Patrick SG
This book by the reliably readable Charles Cumming is almost like two different books pieced together. A lot of detailed exposition makes up the first 40 percent of this book - including a necessary section where two of the main characters spend a good deal of time just conversing. Interspersed with this part are hints of the drama and action that make up the second half of the story. The first part contains lots of history on British espionage of the mid-20th century. But if you're not that int ...more
3, maybe 3.5 stars. Good, and certainly better than your average crappy airport bookstore "thriller", but not great. May/will probably read more by the author, but not frantically running out to look for his other books.

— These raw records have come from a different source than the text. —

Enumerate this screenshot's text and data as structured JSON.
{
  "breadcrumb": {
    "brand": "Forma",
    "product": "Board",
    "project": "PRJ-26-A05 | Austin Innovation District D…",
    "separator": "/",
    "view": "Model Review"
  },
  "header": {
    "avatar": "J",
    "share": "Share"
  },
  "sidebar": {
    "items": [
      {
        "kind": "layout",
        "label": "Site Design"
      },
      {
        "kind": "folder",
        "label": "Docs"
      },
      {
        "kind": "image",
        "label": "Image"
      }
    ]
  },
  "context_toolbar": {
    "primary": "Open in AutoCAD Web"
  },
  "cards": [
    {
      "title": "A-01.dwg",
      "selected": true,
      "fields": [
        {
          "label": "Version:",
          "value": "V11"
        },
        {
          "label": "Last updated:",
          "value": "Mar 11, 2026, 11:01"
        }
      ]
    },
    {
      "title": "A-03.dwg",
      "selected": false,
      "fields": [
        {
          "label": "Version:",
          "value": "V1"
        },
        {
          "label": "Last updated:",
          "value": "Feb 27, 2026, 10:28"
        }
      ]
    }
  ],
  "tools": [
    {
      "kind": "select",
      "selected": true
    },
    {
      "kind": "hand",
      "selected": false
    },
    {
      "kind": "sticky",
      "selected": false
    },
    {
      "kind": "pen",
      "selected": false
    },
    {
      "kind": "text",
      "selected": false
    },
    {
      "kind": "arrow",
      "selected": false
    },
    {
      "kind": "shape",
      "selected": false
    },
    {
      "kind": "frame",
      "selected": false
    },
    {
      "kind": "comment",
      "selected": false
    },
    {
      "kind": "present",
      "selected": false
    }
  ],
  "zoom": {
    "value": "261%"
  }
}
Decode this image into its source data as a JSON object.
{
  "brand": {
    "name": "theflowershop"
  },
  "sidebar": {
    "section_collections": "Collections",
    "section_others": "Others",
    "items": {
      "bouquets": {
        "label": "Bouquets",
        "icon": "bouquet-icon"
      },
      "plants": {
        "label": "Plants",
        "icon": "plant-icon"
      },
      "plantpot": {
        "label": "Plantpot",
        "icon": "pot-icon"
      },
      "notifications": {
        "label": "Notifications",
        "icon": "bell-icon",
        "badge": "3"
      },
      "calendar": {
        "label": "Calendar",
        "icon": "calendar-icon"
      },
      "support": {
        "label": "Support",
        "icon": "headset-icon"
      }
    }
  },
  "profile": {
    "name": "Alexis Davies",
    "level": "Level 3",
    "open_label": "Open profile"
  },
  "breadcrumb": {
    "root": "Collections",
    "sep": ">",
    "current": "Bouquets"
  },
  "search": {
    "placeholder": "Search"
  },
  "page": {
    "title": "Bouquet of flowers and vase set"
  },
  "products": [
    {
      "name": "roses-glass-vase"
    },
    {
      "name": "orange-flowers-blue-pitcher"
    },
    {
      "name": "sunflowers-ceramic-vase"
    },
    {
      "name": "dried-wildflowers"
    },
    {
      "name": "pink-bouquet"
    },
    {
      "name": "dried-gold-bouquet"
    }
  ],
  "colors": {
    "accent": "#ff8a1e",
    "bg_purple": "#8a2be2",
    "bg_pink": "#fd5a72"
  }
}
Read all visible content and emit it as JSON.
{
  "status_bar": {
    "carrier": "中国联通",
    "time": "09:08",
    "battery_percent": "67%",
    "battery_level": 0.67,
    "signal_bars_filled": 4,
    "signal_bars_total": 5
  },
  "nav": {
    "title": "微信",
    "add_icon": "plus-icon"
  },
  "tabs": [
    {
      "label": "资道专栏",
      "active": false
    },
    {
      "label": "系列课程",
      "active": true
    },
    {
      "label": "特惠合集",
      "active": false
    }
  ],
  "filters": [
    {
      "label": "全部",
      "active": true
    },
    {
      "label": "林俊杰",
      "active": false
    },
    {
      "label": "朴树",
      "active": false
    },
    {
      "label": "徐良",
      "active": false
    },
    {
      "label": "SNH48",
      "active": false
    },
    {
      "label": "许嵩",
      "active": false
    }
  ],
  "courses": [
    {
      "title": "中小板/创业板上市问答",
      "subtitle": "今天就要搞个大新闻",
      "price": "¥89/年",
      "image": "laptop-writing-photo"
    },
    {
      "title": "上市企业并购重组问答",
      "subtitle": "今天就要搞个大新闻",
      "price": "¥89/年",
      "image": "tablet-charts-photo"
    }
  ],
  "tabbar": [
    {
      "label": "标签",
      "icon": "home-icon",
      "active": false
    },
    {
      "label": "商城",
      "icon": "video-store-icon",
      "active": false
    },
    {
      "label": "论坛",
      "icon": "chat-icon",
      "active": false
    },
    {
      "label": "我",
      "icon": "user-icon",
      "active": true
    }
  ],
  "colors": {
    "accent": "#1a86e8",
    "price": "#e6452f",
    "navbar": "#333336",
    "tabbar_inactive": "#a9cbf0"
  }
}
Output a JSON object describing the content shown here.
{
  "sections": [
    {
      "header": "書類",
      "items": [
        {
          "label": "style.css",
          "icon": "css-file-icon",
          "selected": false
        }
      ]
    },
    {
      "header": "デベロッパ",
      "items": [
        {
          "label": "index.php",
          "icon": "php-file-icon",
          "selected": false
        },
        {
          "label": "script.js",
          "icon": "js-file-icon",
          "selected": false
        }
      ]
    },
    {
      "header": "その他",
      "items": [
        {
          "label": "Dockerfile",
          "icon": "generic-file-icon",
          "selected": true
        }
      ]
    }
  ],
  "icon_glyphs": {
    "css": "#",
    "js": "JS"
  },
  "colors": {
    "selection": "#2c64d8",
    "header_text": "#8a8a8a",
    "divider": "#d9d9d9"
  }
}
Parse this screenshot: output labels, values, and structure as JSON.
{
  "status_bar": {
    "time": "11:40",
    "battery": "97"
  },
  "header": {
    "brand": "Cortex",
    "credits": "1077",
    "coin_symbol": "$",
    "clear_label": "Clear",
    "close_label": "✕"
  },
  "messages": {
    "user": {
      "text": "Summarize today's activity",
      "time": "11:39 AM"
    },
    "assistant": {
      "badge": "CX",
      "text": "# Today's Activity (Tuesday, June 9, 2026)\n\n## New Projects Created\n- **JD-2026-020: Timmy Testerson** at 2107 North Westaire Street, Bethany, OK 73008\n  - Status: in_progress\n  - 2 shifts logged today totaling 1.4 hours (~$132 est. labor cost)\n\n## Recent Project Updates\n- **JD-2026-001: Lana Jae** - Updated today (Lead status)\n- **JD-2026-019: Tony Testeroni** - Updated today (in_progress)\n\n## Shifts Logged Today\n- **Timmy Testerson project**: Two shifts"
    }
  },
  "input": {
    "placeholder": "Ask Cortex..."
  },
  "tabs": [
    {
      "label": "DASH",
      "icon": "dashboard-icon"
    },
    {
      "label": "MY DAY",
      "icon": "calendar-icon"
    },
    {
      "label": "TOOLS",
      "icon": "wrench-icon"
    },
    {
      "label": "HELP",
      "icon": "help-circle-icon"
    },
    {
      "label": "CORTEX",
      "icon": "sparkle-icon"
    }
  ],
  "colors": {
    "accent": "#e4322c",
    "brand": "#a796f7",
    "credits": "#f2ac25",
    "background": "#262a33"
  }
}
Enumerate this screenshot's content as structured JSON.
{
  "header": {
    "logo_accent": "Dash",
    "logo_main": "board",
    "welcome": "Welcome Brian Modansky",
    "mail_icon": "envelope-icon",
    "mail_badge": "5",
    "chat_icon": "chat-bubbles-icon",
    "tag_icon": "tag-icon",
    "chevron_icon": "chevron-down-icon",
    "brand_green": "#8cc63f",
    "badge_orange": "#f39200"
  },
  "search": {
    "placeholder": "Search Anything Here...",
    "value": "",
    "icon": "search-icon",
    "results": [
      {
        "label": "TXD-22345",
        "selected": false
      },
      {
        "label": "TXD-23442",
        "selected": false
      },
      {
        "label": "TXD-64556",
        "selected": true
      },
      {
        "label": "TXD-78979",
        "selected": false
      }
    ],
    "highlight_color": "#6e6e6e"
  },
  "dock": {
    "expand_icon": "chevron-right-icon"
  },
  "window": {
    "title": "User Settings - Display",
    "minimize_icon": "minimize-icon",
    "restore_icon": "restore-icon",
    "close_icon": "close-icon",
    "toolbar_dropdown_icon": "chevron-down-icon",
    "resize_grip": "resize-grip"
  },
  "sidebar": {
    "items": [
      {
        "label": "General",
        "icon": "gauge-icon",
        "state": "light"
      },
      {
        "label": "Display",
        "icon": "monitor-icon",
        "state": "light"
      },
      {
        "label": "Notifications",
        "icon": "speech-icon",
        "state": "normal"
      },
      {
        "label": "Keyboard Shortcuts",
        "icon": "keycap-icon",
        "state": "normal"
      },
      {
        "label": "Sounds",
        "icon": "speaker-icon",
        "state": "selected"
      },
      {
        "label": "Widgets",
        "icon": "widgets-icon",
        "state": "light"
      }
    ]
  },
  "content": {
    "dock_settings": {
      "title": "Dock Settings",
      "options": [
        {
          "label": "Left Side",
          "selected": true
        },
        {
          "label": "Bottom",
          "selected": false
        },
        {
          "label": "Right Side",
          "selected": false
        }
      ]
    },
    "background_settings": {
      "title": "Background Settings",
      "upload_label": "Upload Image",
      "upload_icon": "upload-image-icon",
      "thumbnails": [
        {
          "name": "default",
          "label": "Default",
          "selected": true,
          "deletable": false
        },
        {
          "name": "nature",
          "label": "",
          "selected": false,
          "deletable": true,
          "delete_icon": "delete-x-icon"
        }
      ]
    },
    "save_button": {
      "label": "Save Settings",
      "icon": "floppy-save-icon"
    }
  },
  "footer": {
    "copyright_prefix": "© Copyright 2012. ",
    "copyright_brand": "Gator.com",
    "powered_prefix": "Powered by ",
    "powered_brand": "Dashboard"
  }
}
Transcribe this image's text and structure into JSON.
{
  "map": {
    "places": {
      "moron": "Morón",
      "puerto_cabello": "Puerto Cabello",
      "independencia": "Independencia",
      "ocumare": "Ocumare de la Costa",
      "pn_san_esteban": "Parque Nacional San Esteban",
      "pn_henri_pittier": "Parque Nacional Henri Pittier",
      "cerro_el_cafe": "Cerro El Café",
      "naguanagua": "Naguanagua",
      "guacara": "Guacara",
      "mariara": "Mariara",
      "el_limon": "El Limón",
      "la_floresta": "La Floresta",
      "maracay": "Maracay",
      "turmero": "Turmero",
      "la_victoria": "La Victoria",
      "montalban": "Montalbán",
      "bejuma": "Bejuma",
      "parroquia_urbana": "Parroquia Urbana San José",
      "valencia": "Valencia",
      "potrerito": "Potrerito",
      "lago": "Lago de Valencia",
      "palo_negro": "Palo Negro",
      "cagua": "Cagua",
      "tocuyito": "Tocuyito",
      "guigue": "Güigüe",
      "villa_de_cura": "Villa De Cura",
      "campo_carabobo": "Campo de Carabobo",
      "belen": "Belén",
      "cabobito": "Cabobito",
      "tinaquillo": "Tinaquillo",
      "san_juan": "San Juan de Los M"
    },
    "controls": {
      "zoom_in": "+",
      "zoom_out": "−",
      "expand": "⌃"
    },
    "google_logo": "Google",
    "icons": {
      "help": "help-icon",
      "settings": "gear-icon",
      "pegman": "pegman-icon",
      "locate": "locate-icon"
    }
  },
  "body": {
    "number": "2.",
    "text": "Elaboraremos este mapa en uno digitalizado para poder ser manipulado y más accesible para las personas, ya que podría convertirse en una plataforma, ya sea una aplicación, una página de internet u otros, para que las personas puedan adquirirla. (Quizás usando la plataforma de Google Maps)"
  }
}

Pep Bonet
If you thoght that spy books were over, that they belonged to the Cold War, take a look at Charles Cumming. You might think, as I do, that The Trinity Six doesn't compare with good old Le Carré's books, but still, it's a good book. It has all the ingredients in it. I must admit that I read first his latest book: A Colder War: Free Sampler and I found the latter better, more complete, more sad as well, more realistic and philosophical. But I spent a very good time reading the story of the sixth m ...more
« previous 1 3 4 5 6 7 8 9 99 100 next »
topics  posts  views  last activity   
really good spy novel 4 32 Aug 06, 2014 02:37AM  
  • Potsdam Station (John Russell, #4)
  • Bloodmoney: A Novel of Espionage
  • The Miernik Dossier (Paul Christopher #1)
  • The Arms Maker of Berlin
  • The Nearest Exit (The Tourist, #2)
  • A Spy's Life
  • The Prodigal Spy
  • The Runner
  • Kingdom of Shadows (Night Soldiers, #6)
  • Red To Black (Anna Resnikov, #1)
  • London Match (Bernard Samson, #3)
Charles Cumming is British writer of spy fiction. His international bestselling thrillers including A Spy By Nature, The Spanish Game, Typhoon and The Trinity Six. A former British Secret Service recruit, he is a contributing editor of The Week magazine and lives in London.
More about Charles Cumming...
A Foreign Country A Spy by Nature A Colder War The Spanish Game Typhoon

Share This Book

“He believed in the unarguable notion that if a young person is lucky enough to read the right books at the right time in the company of the right teacher, it will change their life forever.” 5 likes
More quotes…